== What to produce ==
What lines in the following entries hold the word "社会角色"? Copy each one.

== Recorded data ==
^^^^^^^^^^^^^^^^

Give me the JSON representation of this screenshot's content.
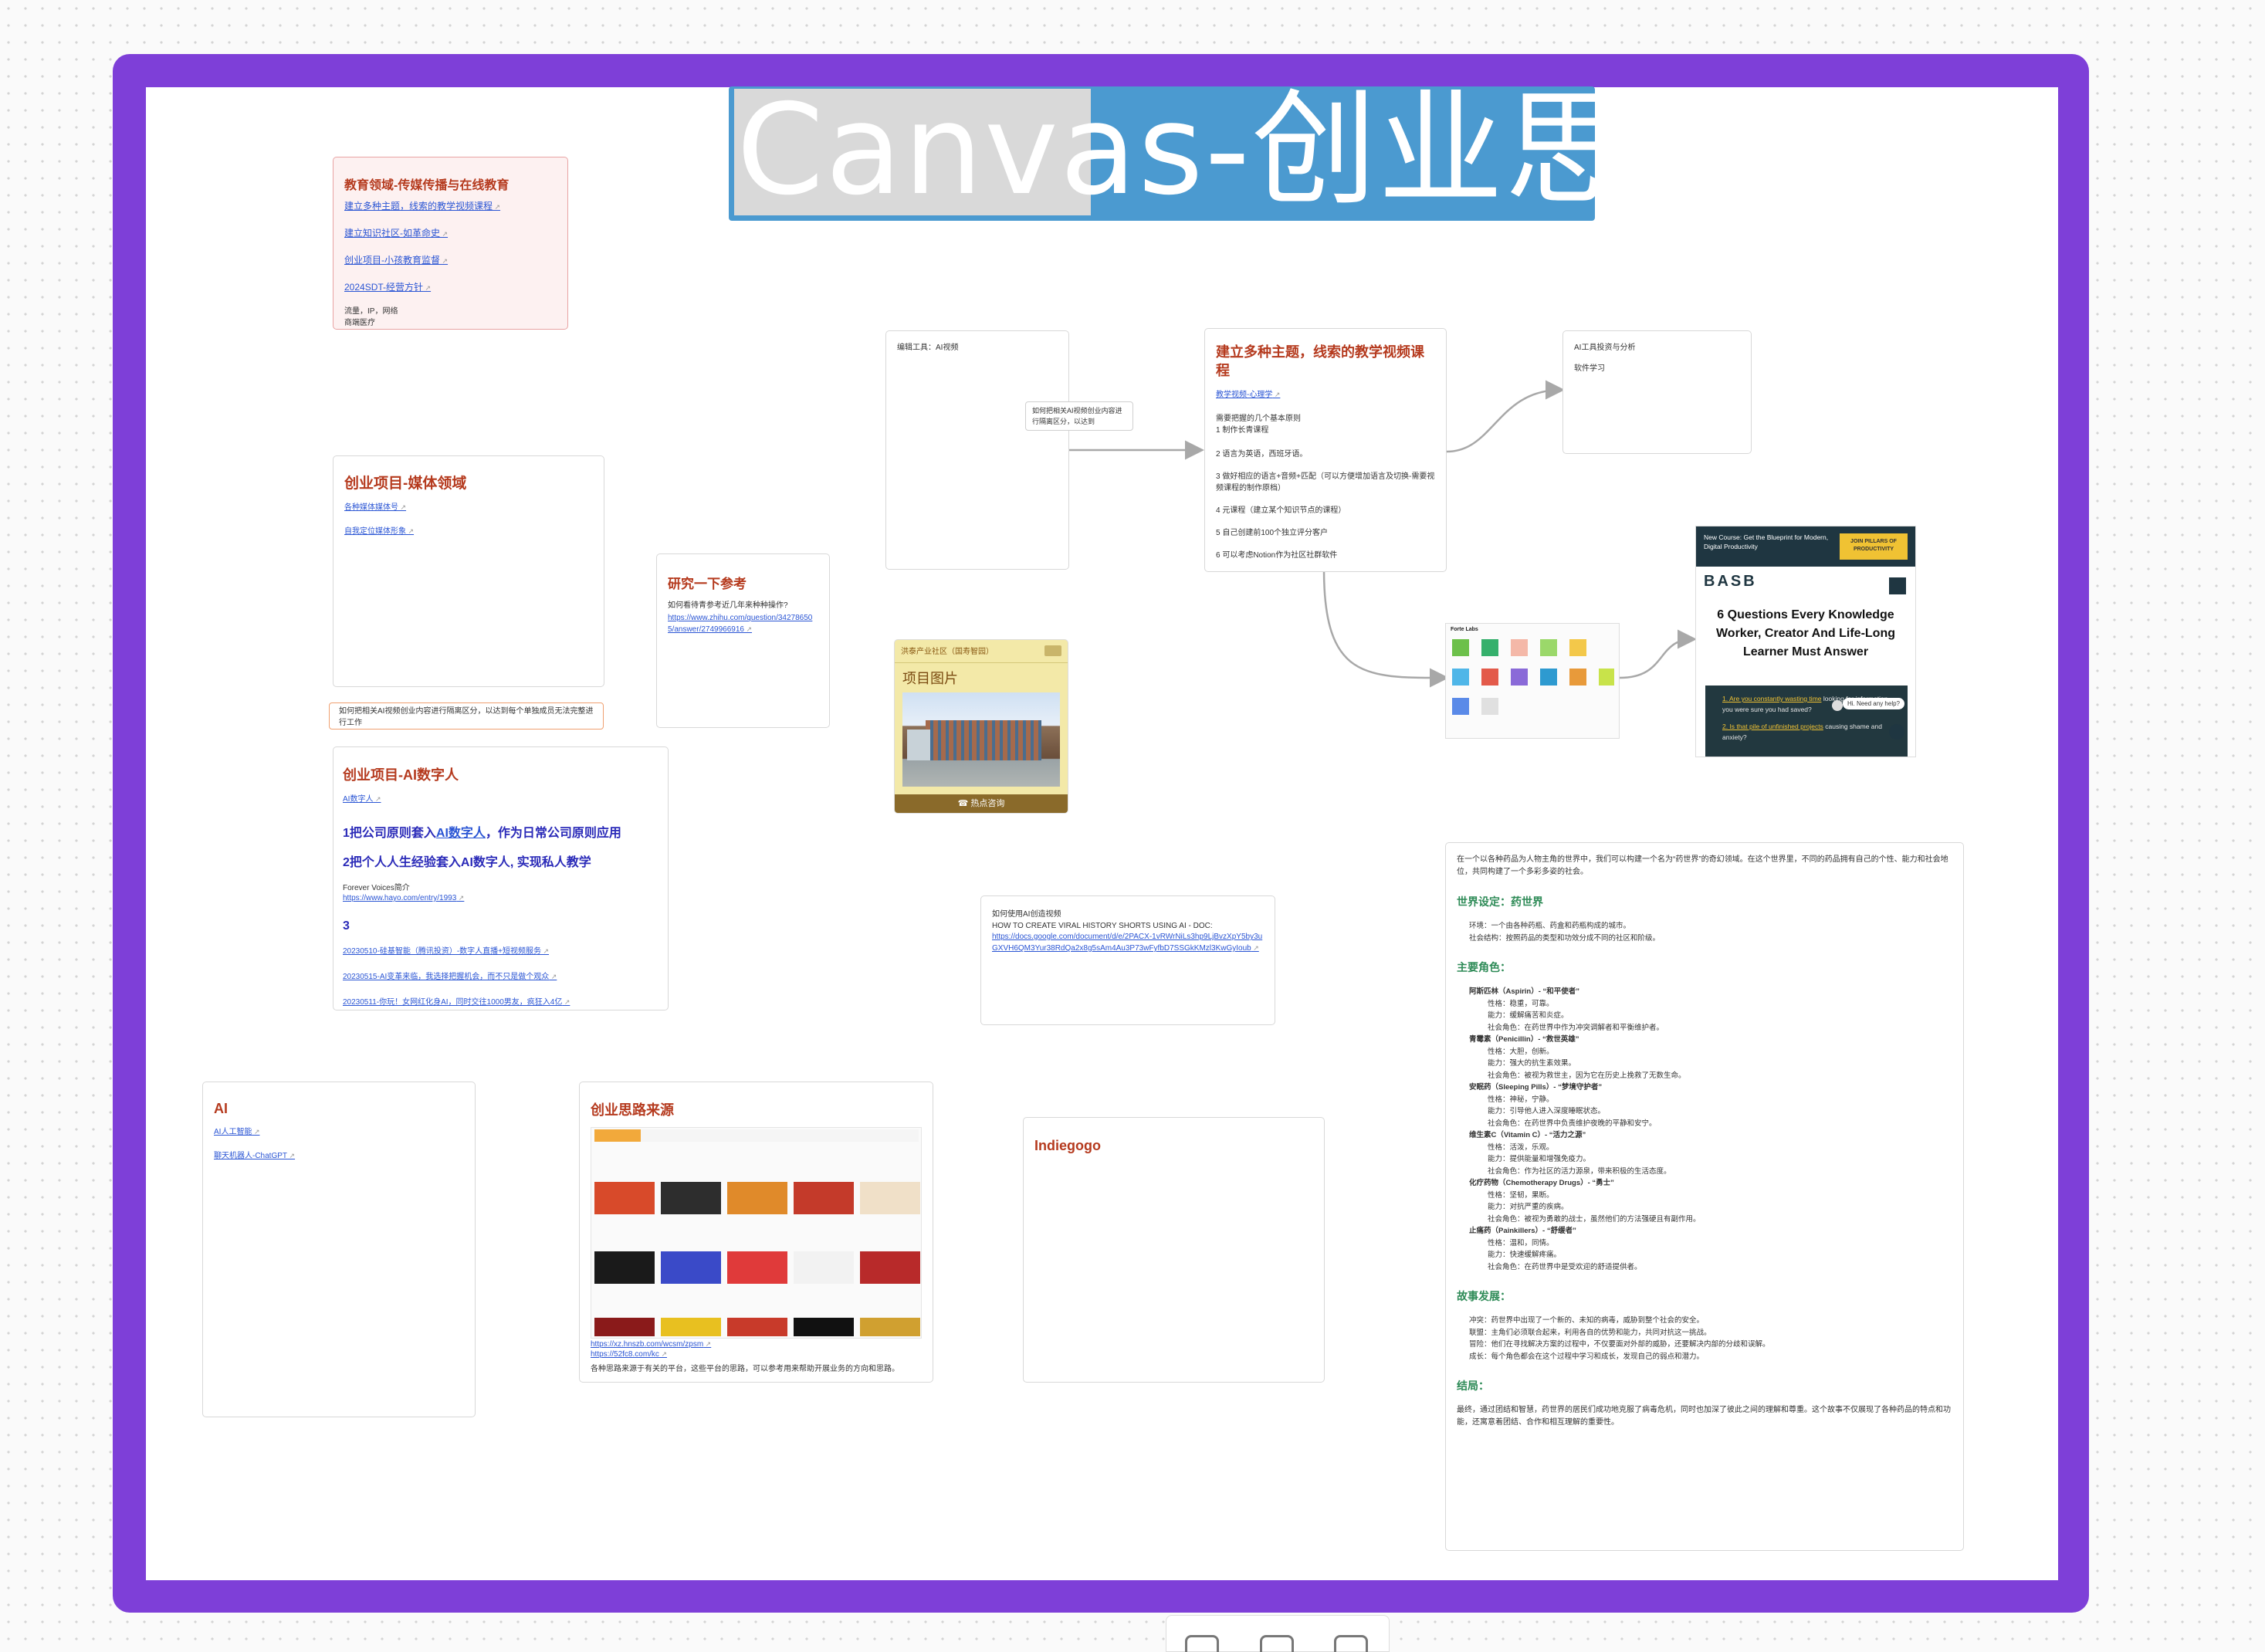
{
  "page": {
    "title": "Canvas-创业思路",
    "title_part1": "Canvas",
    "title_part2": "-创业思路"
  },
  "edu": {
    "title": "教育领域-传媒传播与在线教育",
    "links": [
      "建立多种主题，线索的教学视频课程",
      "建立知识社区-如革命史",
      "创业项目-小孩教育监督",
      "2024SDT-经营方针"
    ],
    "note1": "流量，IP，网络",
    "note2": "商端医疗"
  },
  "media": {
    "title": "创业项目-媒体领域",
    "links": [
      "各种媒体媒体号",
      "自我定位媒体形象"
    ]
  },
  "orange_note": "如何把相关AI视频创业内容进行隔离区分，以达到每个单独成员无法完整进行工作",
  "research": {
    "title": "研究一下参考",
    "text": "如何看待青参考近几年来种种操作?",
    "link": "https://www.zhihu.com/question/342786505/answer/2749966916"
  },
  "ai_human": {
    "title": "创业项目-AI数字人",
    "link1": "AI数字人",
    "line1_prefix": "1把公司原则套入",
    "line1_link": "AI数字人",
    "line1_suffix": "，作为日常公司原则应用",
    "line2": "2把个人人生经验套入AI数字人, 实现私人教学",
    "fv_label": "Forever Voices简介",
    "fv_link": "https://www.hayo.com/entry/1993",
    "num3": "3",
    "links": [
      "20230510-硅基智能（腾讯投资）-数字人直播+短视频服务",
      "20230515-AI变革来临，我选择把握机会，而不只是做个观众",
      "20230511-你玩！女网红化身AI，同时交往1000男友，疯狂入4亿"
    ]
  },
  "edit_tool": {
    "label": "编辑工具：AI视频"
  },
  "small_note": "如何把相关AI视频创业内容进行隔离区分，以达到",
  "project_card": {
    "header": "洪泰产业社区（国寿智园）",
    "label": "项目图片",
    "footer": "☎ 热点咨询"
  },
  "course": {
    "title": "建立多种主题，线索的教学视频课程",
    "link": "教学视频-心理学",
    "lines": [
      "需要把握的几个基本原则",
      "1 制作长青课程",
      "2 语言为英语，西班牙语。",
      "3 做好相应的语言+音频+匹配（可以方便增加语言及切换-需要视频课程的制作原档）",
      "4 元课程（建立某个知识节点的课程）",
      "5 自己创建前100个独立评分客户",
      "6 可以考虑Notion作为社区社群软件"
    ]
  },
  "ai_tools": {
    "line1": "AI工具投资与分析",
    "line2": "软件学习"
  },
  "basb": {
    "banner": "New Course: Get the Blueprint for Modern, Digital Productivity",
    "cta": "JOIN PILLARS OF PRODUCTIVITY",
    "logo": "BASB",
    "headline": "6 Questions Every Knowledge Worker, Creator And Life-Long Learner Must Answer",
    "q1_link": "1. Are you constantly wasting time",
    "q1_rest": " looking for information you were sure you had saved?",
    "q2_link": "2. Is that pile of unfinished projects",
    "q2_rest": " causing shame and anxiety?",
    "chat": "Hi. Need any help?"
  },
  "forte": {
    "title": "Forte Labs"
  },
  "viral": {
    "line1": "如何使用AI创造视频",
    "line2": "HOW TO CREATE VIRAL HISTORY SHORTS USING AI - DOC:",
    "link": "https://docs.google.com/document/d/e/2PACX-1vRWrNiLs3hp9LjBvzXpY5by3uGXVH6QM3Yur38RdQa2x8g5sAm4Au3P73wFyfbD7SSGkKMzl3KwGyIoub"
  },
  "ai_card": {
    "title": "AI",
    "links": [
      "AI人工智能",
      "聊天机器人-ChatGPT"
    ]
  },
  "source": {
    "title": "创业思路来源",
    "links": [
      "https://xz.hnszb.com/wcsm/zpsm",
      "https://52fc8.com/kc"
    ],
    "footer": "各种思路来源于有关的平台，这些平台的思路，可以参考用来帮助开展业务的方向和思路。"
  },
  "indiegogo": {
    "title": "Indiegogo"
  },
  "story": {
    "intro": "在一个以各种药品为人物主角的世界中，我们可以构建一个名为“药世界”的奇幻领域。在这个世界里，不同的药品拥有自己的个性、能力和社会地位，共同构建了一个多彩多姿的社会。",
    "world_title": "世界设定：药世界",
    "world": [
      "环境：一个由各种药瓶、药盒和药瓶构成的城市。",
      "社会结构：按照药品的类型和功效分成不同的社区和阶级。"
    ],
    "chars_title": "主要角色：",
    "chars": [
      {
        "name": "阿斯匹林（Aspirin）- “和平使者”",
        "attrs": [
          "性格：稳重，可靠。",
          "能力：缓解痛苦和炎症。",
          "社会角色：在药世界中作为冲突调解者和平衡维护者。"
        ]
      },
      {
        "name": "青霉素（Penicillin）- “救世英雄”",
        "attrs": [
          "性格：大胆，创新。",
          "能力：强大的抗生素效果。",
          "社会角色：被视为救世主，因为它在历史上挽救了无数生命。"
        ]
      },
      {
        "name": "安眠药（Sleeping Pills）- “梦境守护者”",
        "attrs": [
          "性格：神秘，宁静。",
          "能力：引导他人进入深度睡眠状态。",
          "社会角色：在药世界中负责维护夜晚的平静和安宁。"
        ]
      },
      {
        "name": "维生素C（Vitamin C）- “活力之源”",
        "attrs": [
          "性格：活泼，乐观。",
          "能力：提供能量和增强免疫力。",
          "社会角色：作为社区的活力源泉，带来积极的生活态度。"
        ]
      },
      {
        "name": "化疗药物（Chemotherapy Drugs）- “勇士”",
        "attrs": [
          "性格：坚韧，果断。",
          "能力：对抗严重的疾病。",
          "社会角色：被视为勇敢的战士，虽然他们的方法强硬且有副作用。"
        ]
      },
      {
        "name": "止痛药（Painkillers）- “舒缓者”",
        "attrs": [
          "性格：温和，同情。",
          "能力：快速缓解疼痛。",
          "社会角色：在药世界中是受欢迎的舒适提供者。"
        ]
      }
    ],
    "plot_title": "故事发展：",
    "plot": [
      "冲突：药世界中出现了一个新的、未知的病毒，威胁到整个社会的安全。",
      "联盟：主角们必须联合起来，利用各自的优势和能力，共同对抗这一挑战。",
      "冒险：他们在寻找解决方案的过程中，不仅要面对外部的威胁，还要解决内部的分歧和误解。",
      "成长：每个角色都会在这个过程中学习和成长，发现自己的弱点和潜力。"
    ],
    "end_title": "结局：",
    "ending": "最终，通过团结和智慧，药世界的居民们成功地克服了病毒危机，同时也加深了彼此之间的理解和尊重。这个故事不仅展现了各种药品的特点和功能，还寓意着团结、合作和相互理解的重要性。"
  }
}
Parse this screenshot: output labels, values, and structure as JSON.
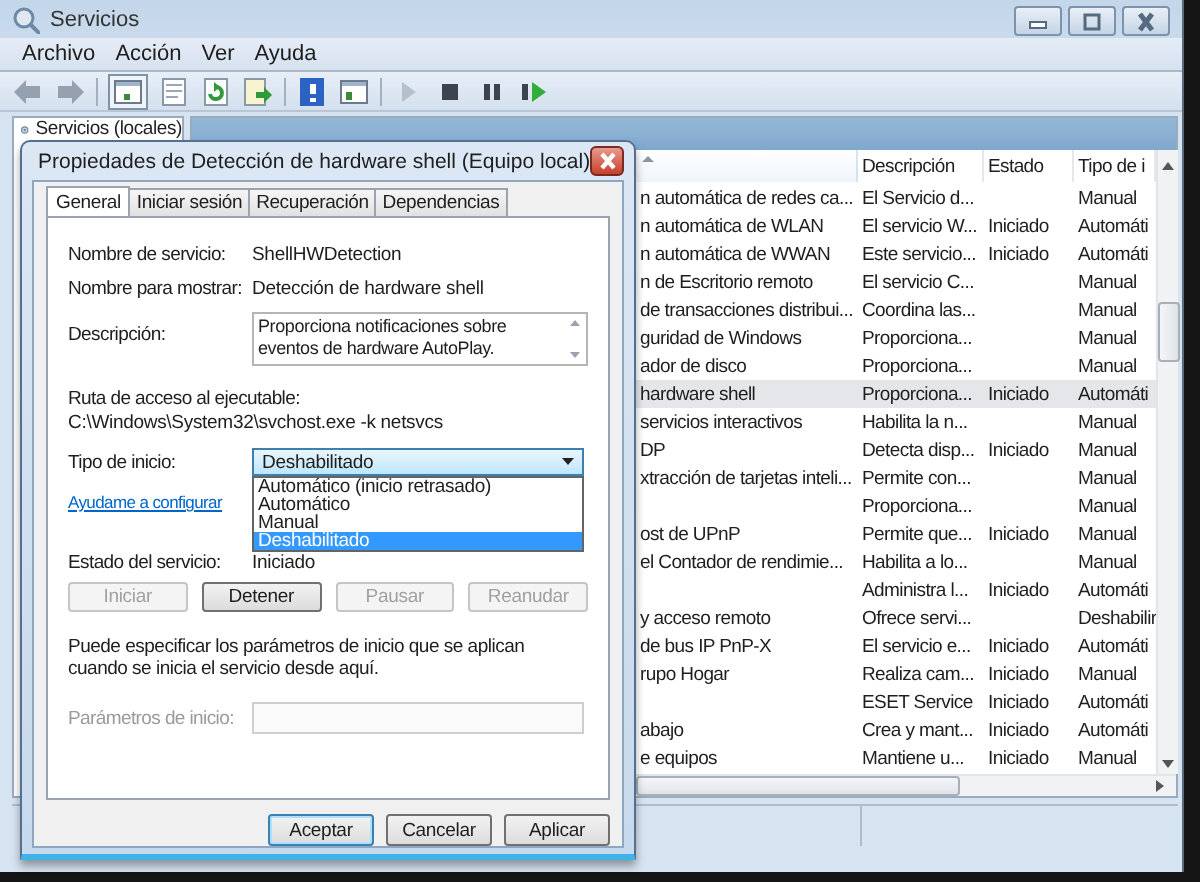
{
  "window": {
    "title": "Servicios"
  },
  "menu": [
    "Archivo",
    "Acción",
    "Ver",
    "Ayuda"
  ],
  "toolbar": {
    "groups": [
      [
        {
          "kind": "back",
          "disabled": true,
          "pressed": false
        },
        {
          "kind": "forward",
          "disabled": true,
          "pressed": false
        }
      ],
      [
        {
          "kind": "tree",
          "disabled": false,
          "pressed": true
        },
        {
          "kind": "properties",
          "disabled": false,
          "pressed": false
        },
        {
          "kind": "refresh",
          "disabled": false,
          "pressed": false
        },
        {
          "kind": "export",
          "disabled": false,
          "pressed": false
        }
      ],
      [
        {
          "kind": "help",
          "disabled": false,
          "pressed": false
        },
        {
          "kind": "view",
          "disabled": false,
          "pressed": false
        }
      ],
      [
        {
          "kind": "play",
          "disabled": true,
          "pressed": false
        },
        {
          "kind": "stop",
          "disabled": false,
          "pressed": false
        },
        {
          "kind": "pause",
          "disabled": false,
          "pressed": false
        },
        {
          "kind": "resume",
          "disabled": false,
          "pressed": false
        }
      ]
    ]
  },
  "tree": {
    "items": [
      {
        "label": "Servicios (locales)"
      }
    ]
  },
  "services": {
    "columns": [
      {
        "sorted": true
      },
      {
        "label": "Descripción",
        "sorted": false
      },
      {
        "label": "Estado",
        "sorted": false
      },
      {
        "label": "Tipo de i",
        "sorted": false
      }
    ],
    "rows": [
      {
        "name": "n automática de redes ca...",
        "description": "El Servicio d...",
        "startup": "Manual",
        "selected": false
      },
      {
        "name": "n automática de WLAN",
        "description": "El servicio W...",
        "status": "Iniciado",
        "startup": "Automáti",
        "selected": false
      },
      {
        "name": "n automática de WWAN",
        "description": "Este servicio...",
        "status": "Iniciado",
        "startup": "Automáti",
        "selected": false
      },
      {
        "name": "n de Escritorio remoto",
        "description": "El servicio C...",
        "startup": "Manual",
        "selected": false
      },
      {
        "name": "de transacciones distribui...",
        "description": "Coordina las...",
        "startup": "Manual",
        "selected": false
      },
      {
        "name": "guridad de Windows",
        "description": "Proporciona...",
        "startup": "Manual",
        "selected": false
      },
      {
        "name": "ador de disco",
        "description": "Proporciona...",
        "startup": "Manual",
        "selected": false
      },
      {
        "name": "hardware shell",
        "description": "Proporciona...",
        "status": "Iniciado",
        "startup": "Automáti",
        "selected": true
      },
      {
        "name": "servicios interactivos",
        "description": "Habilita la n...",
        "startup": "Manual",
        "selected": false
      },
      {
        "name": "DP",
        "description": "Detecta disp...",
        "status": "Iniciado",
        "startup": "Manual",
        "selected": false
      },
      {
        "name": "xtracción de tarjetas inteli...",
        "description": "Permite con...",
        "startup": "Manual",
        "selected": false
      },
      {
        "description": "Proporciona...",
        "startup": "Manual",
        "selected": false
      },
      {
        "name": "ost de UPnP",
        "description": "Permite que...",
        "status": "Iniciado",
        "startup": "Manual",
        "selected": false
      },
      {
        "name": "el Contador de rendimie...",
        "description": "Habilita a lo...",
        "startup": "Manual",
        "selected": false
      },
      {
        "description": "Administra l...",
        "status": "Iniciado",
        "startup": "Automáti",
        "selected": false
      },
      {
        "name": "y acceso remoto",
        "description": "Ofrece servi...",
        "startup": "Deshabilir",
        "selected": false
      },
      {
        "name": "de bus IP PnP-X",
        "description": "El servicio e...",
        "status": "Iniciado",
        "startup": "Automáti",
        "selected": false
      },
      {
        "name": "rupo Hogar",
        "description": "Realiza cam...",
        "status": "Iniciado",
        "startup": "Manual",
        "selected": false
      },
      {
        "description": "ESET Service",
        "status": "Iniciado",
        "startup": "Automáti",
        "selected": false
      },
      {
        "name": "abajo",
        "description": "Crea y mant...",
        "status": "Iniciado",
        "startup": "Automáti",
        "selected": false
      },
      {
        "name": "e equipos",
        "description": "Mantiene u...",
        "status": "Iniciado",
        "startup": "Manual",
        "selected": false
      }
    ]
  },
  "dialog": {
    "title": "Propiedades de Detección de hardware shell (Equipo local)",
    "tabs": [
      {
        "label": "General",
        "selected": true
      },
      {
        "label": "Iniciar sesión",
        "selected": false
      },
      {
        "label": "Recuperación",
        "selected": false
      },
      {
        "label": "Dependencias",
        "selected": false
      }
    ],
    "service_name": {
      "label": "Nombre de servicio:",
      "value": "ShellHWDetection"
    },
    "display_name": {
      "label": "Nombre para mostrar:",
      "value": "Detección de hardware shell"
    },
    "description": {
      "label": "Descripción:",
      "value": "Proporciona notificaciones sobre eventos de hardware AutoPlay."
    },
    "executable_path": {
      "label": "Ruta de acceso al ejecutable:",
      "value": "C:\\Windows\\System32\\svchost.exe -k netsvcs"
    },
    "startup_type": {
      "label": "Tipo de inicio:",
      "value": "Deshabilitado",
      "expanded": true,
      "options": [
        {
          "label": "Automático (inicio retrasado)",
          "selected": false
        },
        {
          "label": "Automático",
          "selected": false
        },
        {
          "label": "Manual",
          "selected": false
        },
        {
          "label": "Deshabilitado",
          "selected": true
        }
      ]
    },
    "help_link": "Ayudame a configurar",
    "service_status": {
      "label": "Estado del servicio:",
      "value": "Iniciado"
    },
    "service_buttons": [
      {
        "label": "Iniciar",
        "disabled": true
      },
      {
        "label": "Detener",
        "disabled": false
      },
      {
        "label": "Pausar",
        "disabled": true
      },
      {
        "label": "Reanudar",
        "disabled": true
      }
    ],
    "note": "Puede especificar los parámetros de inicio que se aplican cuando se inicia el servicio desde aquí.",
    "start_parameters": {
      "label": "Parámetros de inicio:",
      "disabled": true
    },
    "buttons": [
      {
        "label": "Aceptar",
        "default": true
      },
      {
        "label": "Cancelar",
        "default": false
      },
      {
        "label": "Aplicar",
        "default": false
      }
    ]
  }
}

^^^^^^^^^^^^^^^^

== Answer to this problem ==
          "社会角色：在药世界中作为冲突调解者和平衡维护者。"
          "社会角色：被视为救世主，因为它在历史上挽救了无数生命。"
          "社会角色：在药世界中负责维护夜晚的平静和安宁。"
          "社会角色：作为社区的活力源泉，带来积极的生活态度。"
          "社会角色：被视为勇敢的战士，虽然他们的方法强硬且有副作用。"
          "社会角色：在药世界中是受欢迎的舒适提供者。"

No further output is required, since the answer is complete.